---------- Given entries

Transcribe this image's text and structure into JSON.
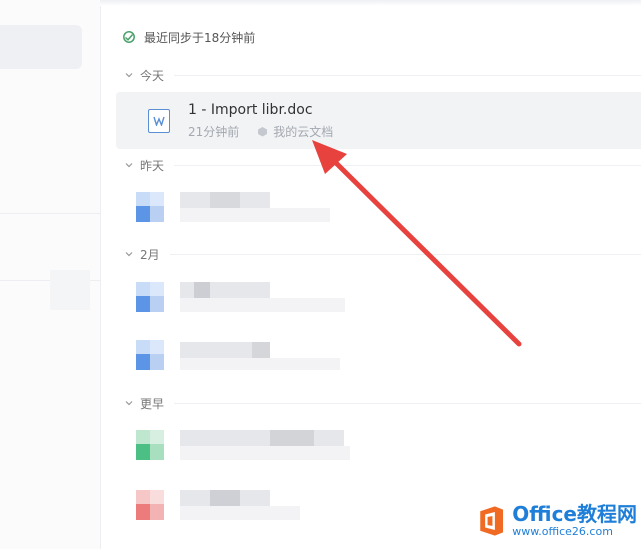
{
  "sync": {
    "text": "最近同步于18分钟前",
    "icon": "sync-icon"
  },
  "groups": [
    {
      "label": "今天"
    },
    {
      "label": "昨天"
    },
    {
      "label": "2月"
    },
    {
      "label": "更早"
    }
  ],
  "recent_file": {
    "name": "1 - Import libr.doc",
    "time": "21分钟前",
    "location": "我的云文档",
    "icon": "word-doc-icon"
  },
  "watermark": {
    "brand": "Office教程网",
    "url": "www.office26.com"
  },
  "colors": {
    "accent": "#1f7fd8",
    "arrow": "#e8423f",
    "selected_row": "#f2f3f5"
  }
}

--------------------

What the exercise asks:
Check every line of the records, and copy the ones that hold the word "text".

Task solution:
Transcribe this image's text and structure into JSON.
    "text": "最近同步于18分钟前",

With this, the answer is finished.